Aim of the task:
If a line in the records below contains "JSON", copy that line.

Provided entries:
○ ○ ○ ○ ○ ○ ○
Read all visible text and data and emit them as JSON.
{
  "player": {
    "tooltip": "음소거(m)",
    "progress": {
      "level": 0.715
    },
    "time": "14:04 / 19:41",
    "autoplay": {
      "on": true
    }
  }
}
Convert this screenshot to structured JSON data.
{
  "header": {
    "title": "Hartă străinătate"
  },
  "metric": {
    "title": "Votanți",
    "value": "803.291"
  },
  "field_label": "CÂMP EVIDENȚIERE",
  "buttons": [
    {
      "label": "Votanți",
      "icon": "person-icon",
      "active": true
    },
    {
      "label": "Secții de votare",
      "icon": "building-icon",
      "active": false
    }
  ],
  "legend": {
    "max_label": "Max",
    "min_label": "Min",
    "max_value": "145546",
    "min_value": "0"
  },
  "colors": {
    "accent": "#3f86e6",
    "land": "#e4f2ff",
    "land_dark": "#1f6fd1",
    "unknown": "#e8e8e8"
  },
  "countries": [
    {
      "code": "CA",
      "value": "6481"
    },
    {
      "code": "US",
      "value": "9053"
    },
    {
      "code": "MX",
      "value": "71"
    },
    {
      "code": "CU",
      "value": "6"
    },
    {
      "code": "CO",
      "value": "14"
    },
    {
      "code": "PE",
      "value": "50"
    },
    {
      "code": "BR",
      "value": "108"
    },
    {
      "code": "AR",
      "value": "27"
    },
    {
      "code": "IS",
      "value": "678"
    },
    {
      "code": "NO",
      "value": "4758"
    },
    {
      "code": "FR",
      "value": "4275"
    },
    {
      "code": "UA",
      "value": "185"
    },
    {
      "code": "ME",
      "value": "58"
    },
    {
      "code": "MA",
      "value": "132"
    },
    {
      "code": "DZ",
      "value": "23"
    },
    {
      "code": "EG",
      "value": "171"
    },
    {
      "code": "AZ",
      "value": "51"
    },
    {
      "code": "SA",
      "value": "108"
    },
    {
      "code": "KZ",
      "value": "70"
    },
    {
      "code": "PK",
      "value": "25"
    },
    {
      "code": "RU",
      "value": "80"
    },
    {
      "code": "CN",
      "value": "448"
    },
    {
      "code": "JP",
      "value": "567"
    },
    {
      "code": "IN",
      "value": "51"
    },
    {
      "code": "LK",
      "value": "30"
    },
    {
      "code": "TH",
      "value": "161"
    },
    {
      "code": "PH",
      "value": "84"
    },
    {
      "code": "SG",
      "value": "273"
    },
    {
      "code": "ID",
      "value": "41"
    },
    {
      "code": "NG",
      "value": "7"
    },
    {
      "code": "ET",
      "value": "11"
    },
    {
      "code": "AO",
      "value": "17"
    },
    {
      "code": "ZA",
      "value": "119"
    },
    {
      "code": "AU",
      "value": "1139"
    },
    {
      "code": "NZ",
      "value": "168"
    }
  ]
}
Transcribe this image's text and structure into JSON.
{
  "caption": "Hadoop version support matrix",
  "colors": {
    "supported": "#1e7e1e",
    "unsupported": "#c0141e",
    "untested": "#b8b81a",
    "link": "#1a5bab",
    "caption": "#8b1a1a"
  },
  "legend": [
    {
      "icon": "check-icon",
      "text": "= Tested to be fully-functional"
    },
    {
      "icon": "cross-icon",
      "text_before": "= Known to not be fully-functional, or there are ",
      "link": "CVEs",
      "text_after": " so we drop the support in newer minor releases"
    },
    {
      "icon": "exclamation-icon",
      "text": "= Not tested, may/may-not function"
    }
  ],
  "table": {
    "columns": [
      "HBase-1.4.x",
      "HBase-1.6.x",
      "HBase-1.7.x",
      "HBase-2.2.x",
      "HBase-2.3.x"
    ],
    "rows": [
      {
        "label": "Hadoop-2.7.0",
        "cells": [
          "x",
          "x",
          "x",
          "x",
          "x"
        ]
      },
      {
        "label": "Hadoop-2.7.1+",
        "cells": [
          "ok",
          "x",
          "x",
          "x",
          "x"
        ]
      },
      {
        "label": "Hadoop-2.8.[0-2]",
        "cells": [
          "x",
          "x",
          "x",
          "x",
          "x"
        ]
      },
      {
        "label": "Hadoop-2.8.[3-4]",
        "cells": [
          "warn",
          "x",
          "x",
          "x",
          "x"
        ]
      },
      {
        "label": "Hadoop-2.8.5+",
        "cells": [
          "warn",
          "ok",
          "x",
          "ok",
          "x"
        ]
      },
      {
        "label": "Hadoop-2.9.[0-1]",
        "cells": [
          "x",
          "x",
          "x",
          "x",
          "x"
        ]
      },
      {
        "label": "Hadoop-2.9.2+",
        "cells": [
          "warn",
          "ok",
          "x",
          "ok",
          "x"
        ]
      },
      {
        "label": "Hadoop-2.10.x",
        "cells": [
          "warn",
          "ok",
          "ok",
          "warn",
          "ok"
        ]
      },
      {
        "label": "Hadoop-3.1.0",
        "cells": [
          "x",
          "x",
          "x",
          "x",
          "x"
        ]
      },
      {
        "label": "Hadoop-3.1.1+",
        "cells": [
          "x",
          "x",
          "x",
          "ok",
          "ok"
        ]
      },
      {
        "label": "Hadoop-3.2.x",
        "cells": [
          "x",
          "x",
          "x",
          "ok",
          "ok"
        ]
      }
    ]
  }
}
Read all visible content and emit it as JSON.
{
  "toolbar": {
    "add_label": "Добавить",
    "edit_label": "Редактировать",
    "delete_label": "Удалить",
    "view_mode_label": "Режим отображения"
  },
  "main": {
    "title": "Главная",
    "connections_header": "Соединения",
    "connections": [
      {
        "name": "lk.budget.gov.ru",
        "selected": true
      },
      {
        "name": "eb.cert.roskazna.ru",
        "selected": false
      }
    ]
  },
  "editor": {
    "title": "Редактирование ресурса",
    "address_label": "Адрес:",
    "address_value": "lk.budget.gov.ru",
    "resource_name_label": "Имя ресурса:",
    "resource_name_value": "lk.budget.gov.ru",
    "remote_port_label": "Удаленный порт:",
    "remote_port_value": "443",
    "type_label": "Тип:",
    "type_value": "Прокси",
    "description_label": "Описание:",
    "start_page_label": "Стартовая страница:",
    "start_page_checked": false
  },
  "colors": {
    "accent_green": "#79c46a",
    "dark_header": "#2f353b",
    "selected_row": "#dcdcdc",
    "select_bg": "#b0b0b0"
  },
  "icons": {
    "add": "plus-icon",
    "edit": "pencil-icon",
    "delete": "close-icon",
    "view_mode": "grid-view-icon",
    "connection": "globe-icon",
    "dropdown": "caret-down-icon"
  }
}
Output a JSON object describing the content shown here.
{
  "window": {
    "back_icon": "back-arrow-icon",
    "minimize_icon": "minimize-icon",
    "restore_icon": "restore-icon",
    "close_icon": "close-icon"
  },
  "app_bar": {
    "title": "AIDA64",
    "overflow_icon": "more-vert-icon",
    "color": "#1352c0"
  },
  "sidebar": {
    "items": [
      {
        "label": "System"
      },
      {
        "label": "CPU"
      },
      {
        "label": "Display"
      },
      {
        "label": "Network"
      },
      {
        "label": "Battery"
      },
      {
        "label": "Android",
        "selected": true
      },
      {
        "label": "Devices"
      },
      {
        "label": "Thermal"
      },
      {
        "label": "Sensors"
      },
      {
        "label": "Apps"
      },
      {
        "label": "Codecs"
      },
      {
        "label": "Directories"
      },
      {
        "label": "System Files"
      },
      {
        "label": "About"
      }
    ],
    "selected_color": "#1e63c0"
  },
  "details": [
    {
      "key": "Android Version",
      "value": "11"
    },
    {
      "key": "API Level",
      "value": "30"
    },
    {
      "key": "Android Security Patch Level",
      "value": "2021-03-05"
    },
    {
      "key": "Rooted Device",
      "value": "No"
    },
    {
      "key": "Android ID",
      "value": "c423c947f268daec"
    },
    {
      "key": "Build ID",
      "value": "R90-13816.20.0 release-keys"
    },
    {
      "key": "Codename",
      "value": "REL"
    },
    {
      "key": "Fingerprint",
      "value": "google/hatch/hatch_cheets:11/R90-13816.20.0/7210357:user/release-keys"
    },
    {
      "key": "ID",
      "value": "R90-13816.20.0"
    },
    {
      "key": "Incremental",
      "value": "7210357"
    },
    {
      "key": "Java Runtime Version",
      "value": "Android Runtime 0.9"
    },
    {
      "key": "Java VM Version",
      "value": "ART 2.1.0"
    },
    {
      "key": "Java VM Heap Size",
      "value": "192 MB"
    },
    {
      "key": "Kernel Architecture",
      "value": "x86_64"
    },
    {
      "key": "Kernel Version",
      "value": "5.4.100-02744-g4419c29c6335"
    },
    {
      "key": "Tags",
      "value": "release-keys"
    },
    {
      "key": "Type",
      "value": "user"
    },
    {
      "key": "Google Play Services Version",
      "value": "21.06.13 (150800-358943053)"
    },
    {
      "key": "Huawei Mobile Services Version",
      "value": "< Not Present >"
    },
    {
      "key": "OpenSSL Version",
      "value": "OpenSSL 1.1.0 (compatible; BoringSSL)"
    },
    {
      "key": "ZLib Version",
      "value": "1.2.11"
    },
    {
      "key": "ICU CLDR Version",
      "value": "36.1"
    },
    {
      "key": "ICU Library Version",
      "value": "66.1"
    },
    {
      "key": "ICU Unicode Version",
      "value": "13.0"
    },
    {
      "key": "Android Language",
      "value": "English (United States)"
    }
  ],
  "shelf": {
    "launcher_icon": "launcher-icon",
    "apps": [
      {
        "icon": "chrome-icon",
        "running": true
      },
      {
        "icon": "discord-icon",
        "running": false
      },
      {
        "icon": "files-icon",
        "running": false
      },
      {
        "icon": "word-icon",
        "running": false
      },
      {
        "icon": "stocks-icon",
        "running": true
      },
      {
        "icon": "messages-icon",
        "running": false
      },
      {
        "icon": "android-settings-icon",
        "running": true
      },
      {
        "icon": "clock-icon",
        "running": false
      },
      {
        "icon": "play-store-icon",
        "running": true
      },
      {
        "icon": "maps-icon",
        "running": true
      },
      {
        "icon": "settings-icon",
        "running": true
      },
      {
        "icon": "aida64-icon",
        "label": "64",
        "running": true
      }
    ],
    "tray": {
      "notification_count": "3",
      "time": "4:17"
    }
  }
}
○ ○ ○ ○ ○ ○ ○
Expected answer:
Read all visible text and data and emit them as JSON.
Convert this screenshot to structured JSON data.
Transcribe this image's text and structure into JSON.
Read all visible content and emit it as JSON.
Output a JSON object describing the content shown here.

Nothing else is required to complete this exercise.